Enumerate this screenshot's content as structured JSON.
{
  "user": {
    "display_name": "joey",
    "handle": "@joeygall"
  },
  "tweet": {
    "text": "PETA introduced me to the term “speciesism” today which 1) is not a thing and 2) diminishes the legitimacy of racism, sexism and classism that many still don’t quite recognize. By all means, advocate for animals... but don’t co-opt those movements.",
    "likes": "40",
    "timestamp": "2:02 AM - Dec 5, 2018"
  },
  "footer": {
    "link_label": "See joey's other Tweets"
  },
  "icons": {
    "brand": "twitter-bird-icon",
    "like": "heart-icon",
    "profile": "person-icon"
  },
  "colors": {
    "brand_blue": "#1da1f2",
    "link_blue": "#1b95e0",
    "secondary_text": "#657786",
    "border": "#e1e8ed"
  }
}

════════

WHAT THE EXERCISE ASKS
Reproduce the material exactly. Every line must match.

ANSWER TO THE EXERCISE
Enumerate this screenshot's content as structured JSON.
{
  "user": {
    "display_name": "joey",
    "handle": "@joeygall"
  },
  "tweet": {
    "text": "PETA introduced me to the term “speciesism” today which 1) is not a thing and 2) diminishes the legitimacy of racism, sexism and classism that many still don’t quite recognize. By all means, advocate for animals... but don’t co-opt those movements.",
    "likes": "40",
    "timestamp": "2:02 AM - Dec 5, 2018"
  },
  "footer": {
    "link_label": "See joey's other Tweets"
  },
  "icons": {
    "brand": "twitter-bird-icon",
    "like": "heart-icon",
    "profile": "person-icon"
  },
  "colors": {
    "brand_blue": "#1da1f2",
    "link_blue": "#1b95e0",
    "secondary_text": "#657786",
    "border": "#e1e8ed"
  }
}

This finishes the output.